Sharing good practice

The identification and sharing of good practice is vital in quality improvement. The GMC will continue to share information on good practice through reports, case studies, face-to-face events and greater use of benchmarking to help medical schools and deaneries see more easily how the training they are responsible for compares to training in other locations.

Through reporting

All visit reports identify practice that work well within the medical schools and deaneries being visited. Read about good practice within deanery visit reports (QAFP/VTD) and within medical school visit reports (QABME).

Each year we also publish collated reports on good practice. The latest of these are:
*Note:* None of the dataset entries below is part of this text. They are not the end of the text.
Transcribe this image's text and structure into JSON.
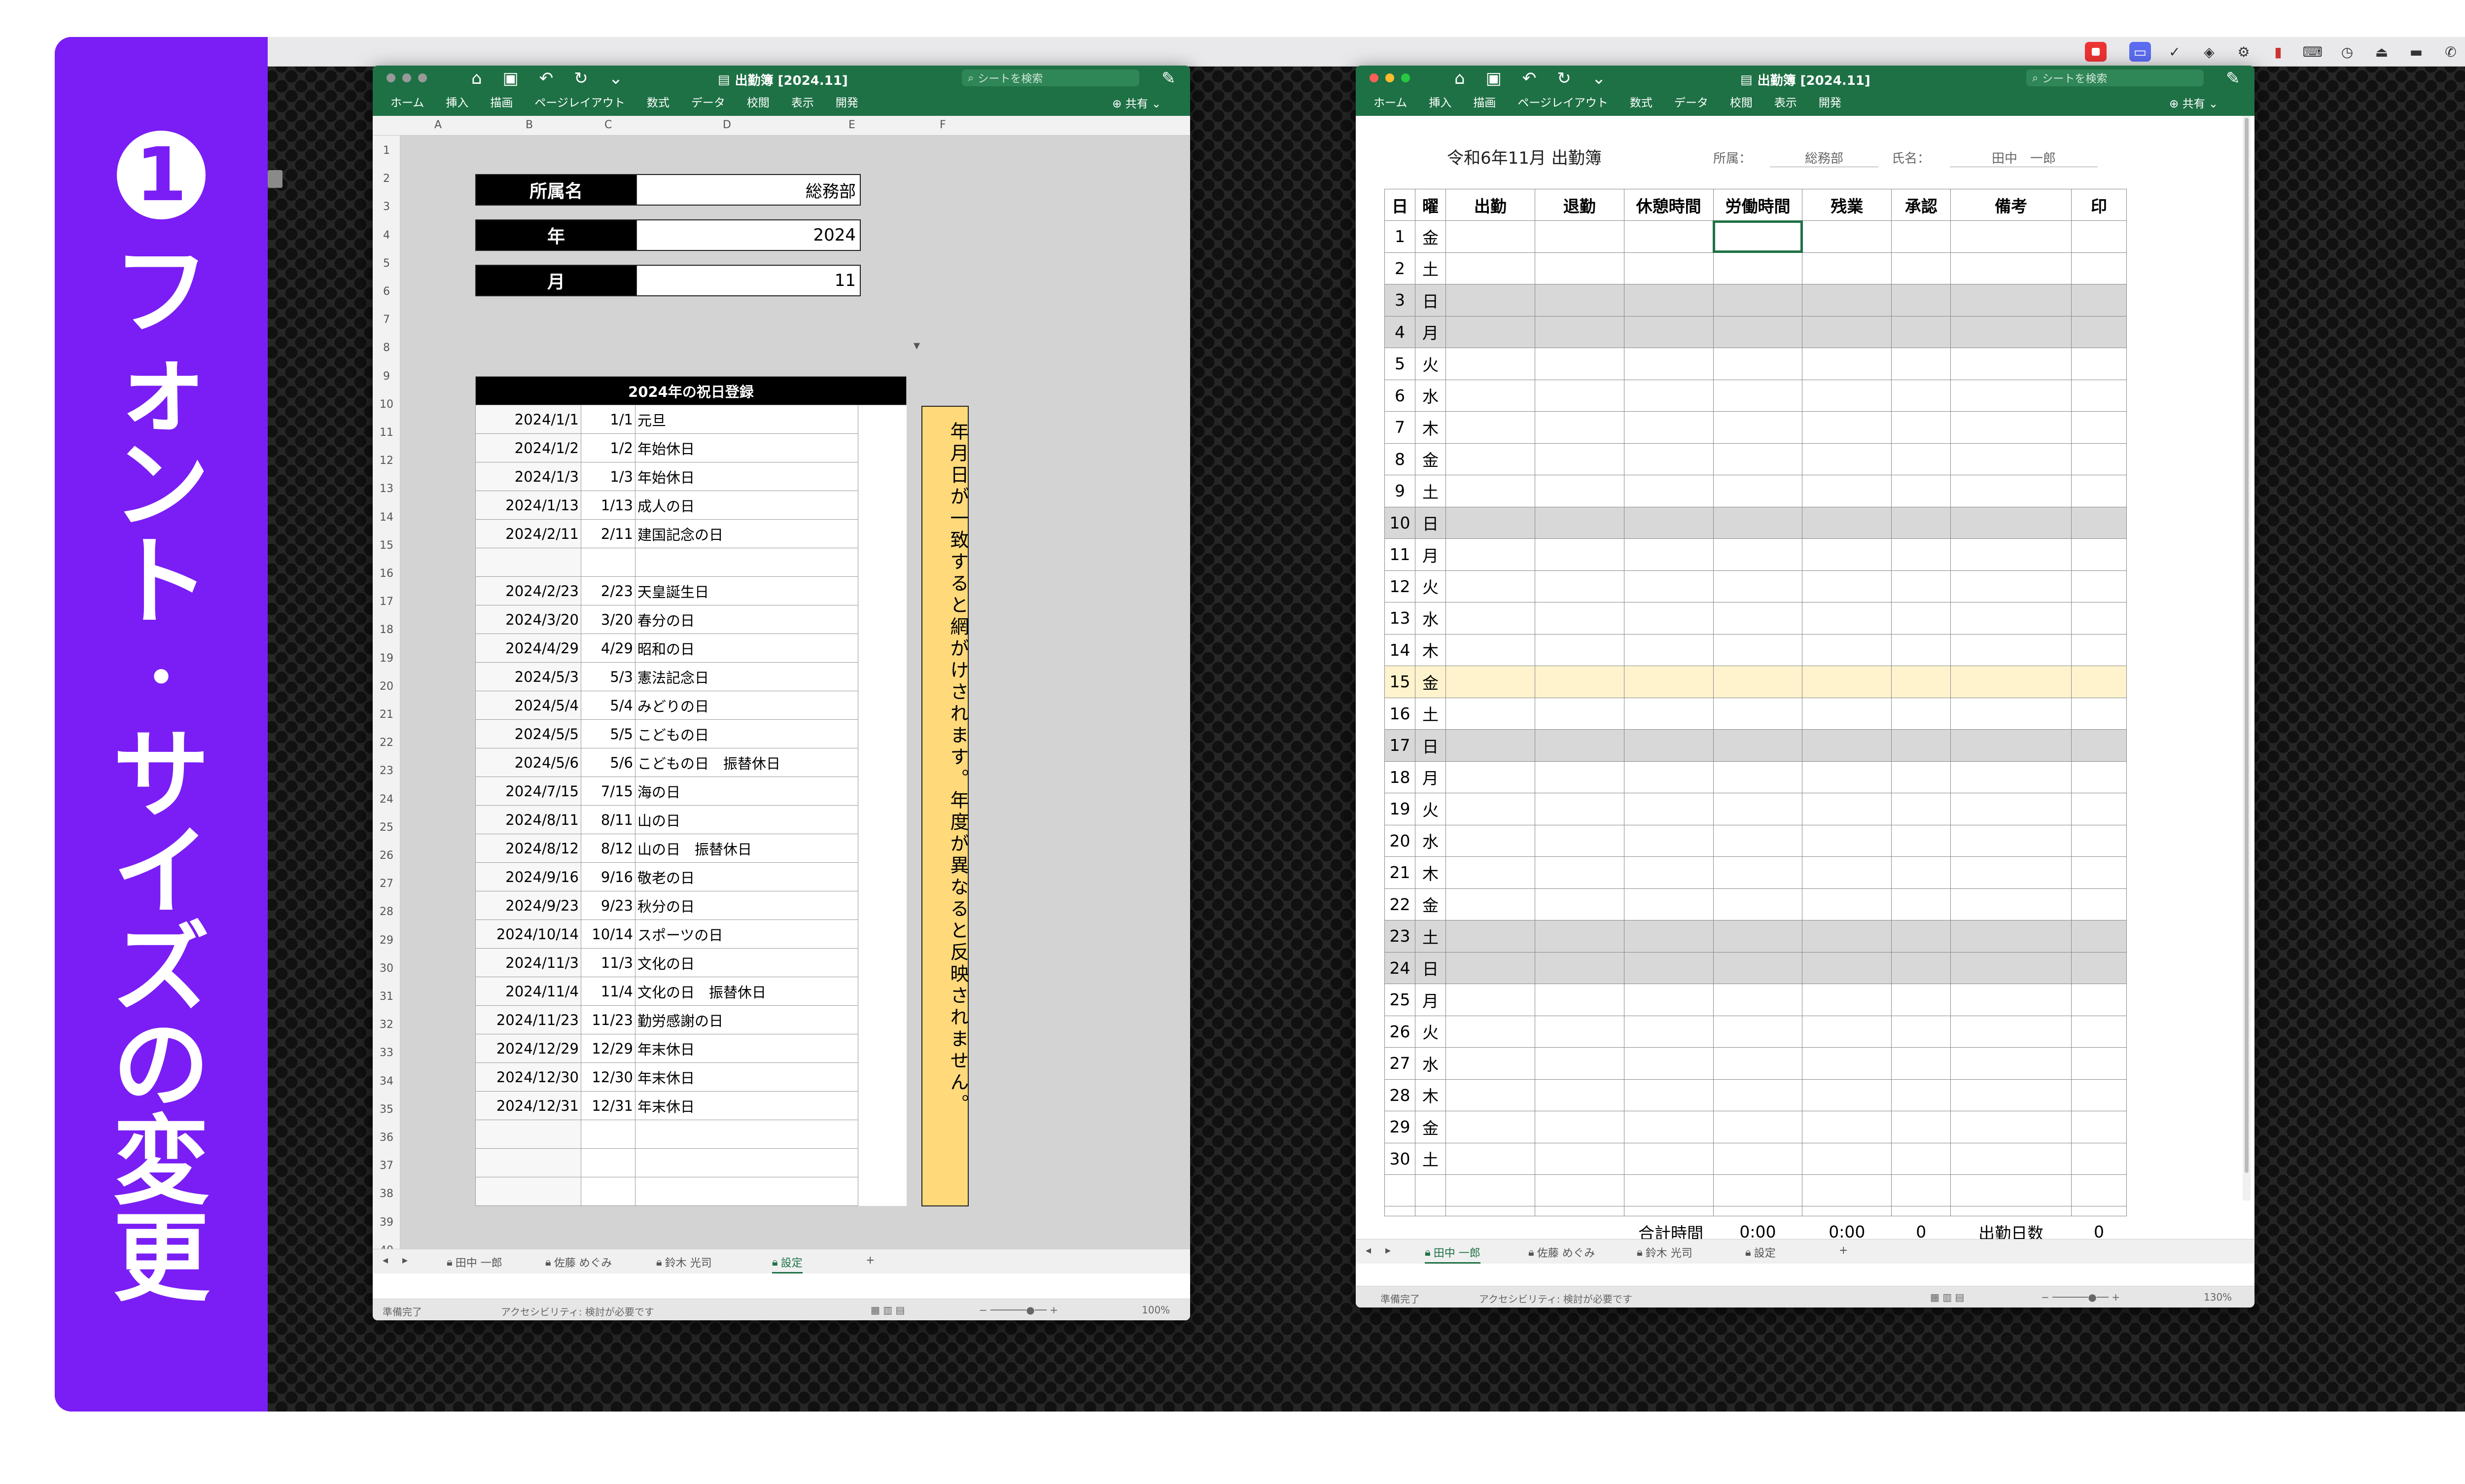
{
  "sidebar": {
    "chars": [
      "1",
      "フ",
      "ォ",
      "ン",
      "ト",
      "・",
      "サ",
      "イ",
      "ズ",
      "の",
      "変",
      "更"
    ]
  },
  "left_window": {
    "title": "出勤簿 [2024.11]",
    "search_placeholder": "シートを検索",
    "ribbon": [
      "ホーム",
      "挿入",
      "描画",
      "ページレイアウト",
      "数式",
      "データ",
      "校閲",
      "表示",
      "開発"
    ],
    "share": "共有",
    "columns": [
      "A",
      "B",
      "C",
      "D",
      "E",
      "F"
    ],
    "rows": [
      "1",
      "2",
      "3",
      "4",
      "5",
      "6",
      "7",
      "8",
      "9",
      "10",
      "11",
      "12",
      "13",
      "14",
      "15",
      "16",
      "17",
      "18",
      "19",
      "20",
      "21",
      "22",
      "23",
      "24",
      "25",
      "26",
      "27",
      "28",
      "29",
      "30",
      "31",
      "32",
      "33",
      "34",
      "35",
      "36",
      "37",
      "38",
      "39",
      "40"
    ],
    "settings": [
      {
        "label": "所属名",
        "value": "総務部"
      },
      {
        "label": "年",
        "value": "2024"
      },
      {
        "label": "月",
        "value": "11"
      }
    ],
    "holiday_title": "2024年の祝日登録",
    "holidays": [
      [
        "2024/1/1",
        "1/1",
        "元旦"
      ],
      [
        "2024/1/2",
        "1/2",
        "年始休日"
      ],
      [
        "2024/1/3",
        "1/3",
        "年始休日"
      ],
      [
        "2024/1/13",
        "1/13",
        "成人の日"
      ],
      [
        "2024/2/11",
        "2/11",
        "建国記念の日"
      ],
      [
        "",
        "",
        ""
      ],
      [
        "2024/2/23",
        "2/23",
        "天皇誕生日"
      ],
      [
        "2024/3/20",
        "3/20",
        "春分の日"
      ],
      [
        "2024/4/29",
        "4/29",
        "昭和の日"
      ],
      [
        "2024/5/3",
        "5/3",
        "憲法記念日"
      ],
      [
        "2024/5/4",
        "5/4",
        "みどりの日"
      ],
      [
        "2024/5/5",
        "5/5",
        "こどもの日"
      ],
      [
        "2024/5/6",
        "5/6",
        "こどもの日　振替休日"
      ],
      [
        "2024/7/15",
        "7/15",
        "海の日"
      ],
      [
        "2024/8/11",
        "8/11",
        "山の日"
      ],
      [
        "2024/8/12",
        "8/12",
        "山の日　振替休日"
      ],
      [
        "2024/9/16",
        "9/16",
        "敬老の日"
      ],
      [
        "2024/9/23",
        "9/23",
        "秋分の日"
      ],
      [
        "2024/10/14",
        "10/14",
        "スポーツの日"
      ],
      [
        "2024/11/3",
        "11/3",
        "文化の日"
      ],
      [
        "2024/11/4",
        "11/4",
        "文化の日　振替休日"
      ],
      [
        "2024/11/23",
        "11/23",
        "勤労感謝の日"
      ],
      [
        "2024/12/29",
        "12/29",
        "年末休日"
      ],
      [
        "2024/12/30",
        "12/30",
        "年末休日"
      ],
      [
        "2024/12/31",
        "12/31",
        "年末休日"
      ],
      [
        "",
        "",
        ""
      ],
      [
        "",
        "",
        ""
      ],
      [
        "",
        "",
        ""
      ]
    ],
    "note": "年月日が一致すると網がけされます。年度が異なると反映されません。",
    "tabs": [
      "田中 一郎",
      "佐藤 めぐみ",
      "鈴木 光司",
      "設定"
    ],
    "status_ready": "準備完了",
    "status_access": "アクセシビリティ: 検討が必要です",
    "zoom": "100%"
  },
  "right_window": {
    "title": "出勤簿 [2024.11]",
    "search_placeholder": "シートを検索",
    "ribbon": [
      "ホーム",
      "挿入",
      "描画",
      "ページレイアウト",
      "数式",
      "データ",
      "校閲",
      "表示",
      "開発"
    ],
    "share": "共有",
    "sheet_title": "令和6年11月 出勤簿",
    "dept_label": "所属：",
    "dept": "総務部",
    "name_label": "氏名：",
    "name": "田中　一郎",
    "headers": [
      "日",
      "曜",
      "出勤",
      "退勤",
      "休憩時間",
      "労働時間",
      "残業",
      "承認",
      "備考",
      "印"
    ],
    "days": [
      [
        "1",
        "金"
      ],
      [
        "2",
        "土"
      ],
      [
        "3",
        "日"
      ],
      [
        "4",
        "月"
      ],
      [
        "5",
        "火"
      ],
      [
        "6",
        "水"
      ],
      [
        "7",
        "木"
      ],
      [
        "8",
        "金"
      ],
      [
        "9",
        "土"
      ],
      [
        "10",
        "日"
      ],
      [
        "11",
        "月"
      ],
      [
        "12",
        "火"
      ],
      [
        "13",
        "水"
      ],
      [
        "14",
        "木"
      ],
      [
        "15",
        "金"
      ],
      [
        "16",
        "土"
      ],
      [
        "17",
        "日"
      ],
      [
        "18",
        "月"
      ],
      [
        "19",
        "火"
      ],
      [
        "20",
        "水"
      ],
      [
        "21",
        "木"
      ],
      [
        "22",
        "金"
      ],
      [
        "23",
        "土"
      ],
      [
        "24",
        "日"
      ],
      [
        "25",
        "月"
      ],
      [
        "26",
        "火"
      ],
      [
        "27",
        "水"
      ],
      [
        "28",
        "木"
      ],
      [
        "29",
        "金"
      ],
      [
        "30",
        "土"
      ]
    ],
    "total_label": "合計時間",
    "total_work": "0:00",
    "total_over": "0:00",
    "total_approve": "0",
    "days_label": "出勤日数",
    "days_count": "0",
    "tabs": [
      "田中 一郎",
      "佐藤 めぐみ",
      "鈴木 光司",
      "設定"
    ],
    "status_ready": "準備完了",
    "status_access": "アクセシビリティ: 検討が必要です",
    "zoom": "130%"
  },
  "colors": {
    "purple": "#7a1ef5",
    "excel_green": "#1e7145",
    "note_yellow": "#ffd97a",
    "weekend_gray": "#d8d8d8"
  }
}
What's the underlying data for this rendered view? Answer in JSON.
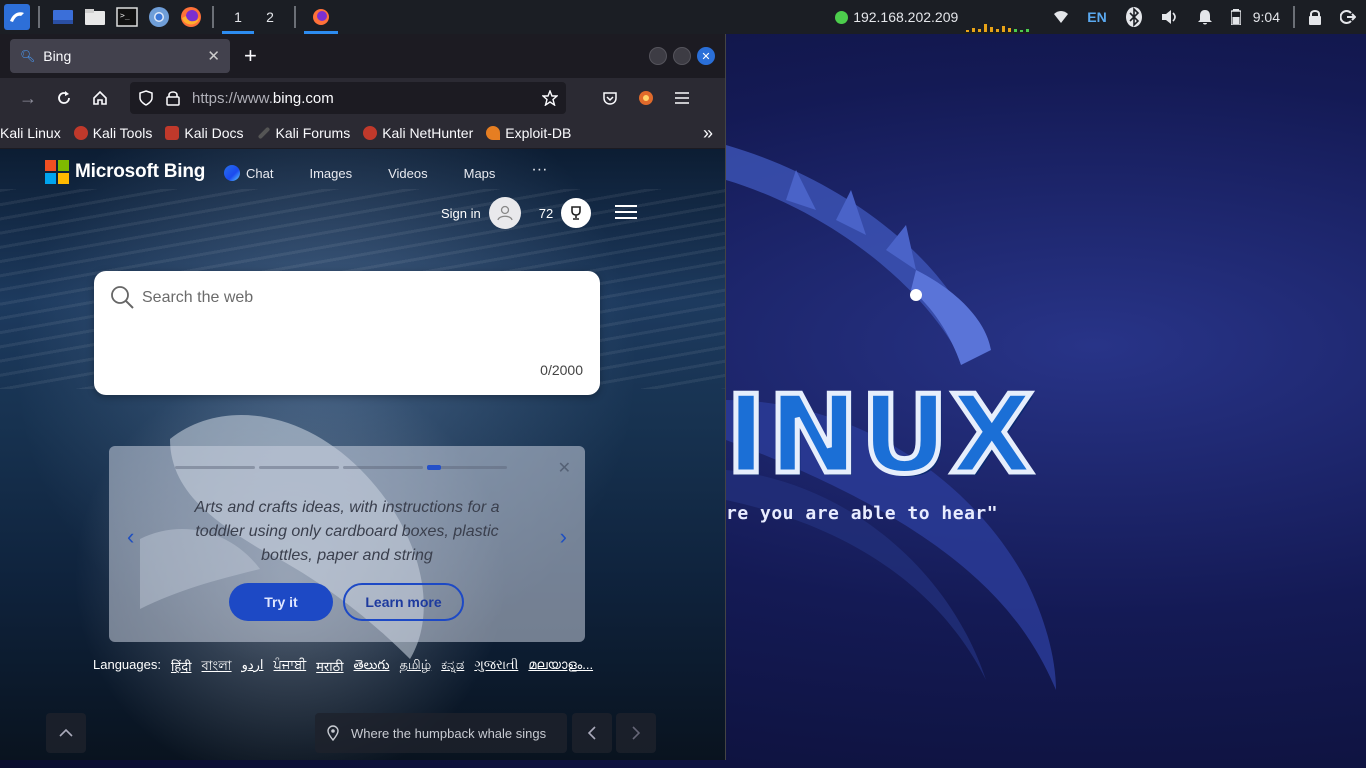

We have also included case studies in supplementary advice to support medical school in implementing areas of the new standards they told us were particularly challenging, such as clinical placements for medical students, assessment, patient and public involvement, and developing teachers and trainers.

Through peer networks

The GMC has worked with the UK Foundation Programme Office to set up a peer network that receives each report on Foundation Programme Training and discusses how the good practice identified within the deanery visits can be applied in other deaneries or NHS organisations.

Through practical workshops

In 2010 we held a series of workshops with employers, postgraduate deaneries, medical schools and students to support the sharing of good practice in implementing the new standards for undergraduate education Tomorrow’s Doctors (2009)

This year we will hold another series of six workshops across the UK, again bringing together those involved in medical education; employers medical schools, postgraduate deaneries, medical royal colleges and faculties. The 2011 the workshops will focus on sharing good practice in areas that cross different stages of medical education and provide an update on the work of the Education Directorate and the new Quality Improvement Framework.

Through the Education Inter Regulatory Group

The Education Inter Regulatory Group (IRG) is a forum where representatives from professional health and social care regulatory bodies come together to discuss developments and best practice in the regulation of education and training.

The Group started in 2005 and meets twice a year. In order to support the work of the Group, a log of good practice examples and information has been developed. Its aim is to record and share key information about the work of the regulators, such as setting education standards, quality assurance and engagement.

The log of good practice (xls) shows the members of the Group. It explains the basic process for regulating education for each organisation and sets out aspects of their work. It is anticipated this will be a useful tool to both members of the Group and others.